Geek clothing – An overview

Every day, our sales reps talk with folks who are interested in purchasing screen printed t-shirts for a promotional project. When we inquire as to what sort of t-shirt they’re interested in, they often don’t know how to respond. It seems that many people do not understand the many sorts of t-shirts that are available for screen printing. They might know that options exist, but they are bowled over by the variety and aren’t sure where to start. This guide will cover one of the most important aspects that set one t-shirt apart from another: the fabric.

Fabric content
100% cotton is “the fabric of our lives,” and the fabric first used for t-shirts in the early 20th century. Cotton fabric may shrink when washed and dried.
50/50 cotton-poly blend is less apt to shrink in the washing machine than 100 percent cotton. It can also wick moisture away from the body, keeping you cool and dry.
100% polyester is idea for dye sublimation, an alternative to screen printing. The moisture-management potential is very high.
50/25/25 tri-blend fabric includes cotton, polyester, and rayon. American Apparel brought this fabric into popularity. It looks great on the body, draping and stretching nicely.By clicking we get more information about the Geek t shirts.
Cotton process

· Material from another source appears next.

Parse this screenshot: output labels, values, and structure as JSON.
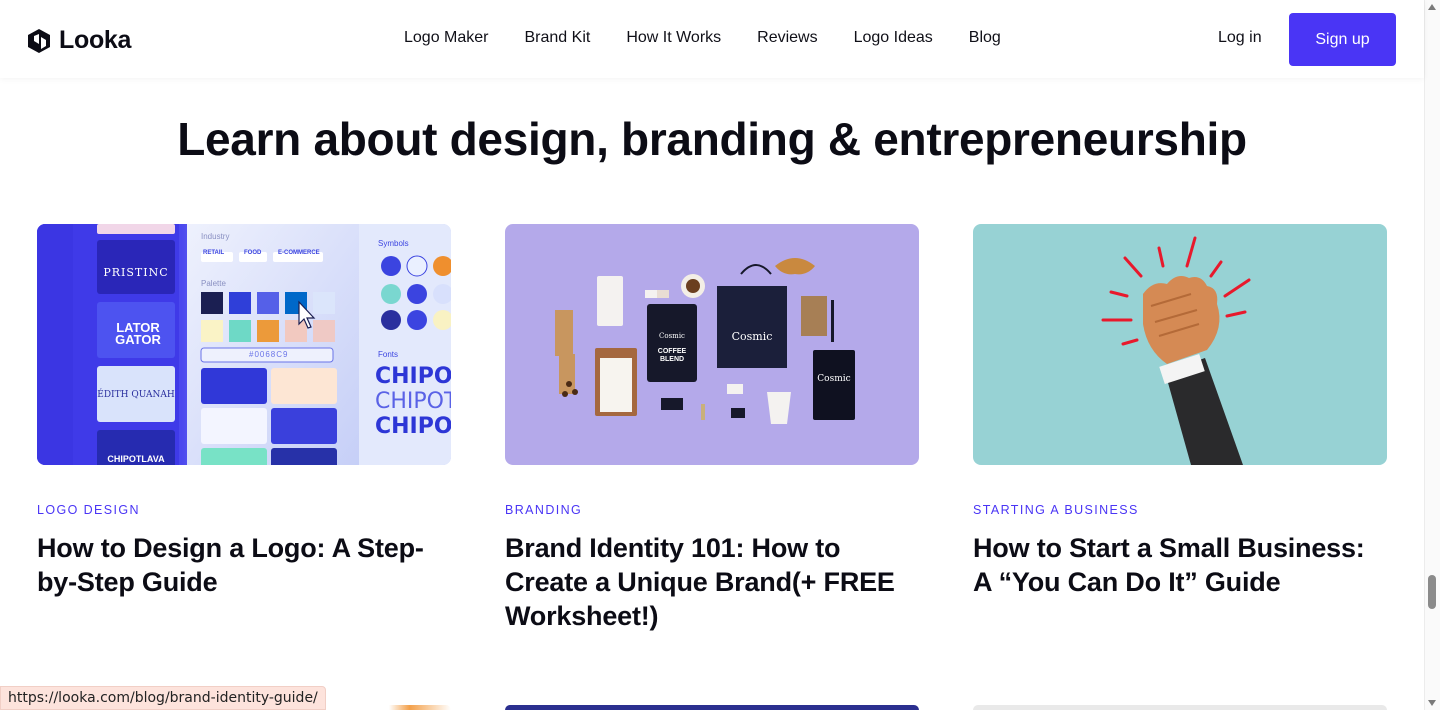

Some cotton is “carded” while other cotton is “combed.” This describes the method by which the cotton is readied for being spun. All cotton is carded, and this ensures the fibers are tangle-free, but it does not line the fibers up in the identical direction. Some cotton takes an additional step with combing. This lines the fibers up. Thus, the thread is smoother and the fabric is softer. Screen printing works better on a smoother fabric.
Another factor is the way the fibers are spun. Open-ended spinning is an inexpensive method that yields a somewhat strong and smooth fabric. On the other hand, thread that is ring-spun more tightly wound, and ends up softer and smoother.
You may also see the term “singles.” This measures the thread’s gauge. Just like knitting needles, a bigger number means a thinner thread. Thick thread goes into 18-singles cotton fabric. Very thin thread goes into 40-singles cotton fabric. Once again, an exceptionally soft and smooth fabric results from a high-singles fabric.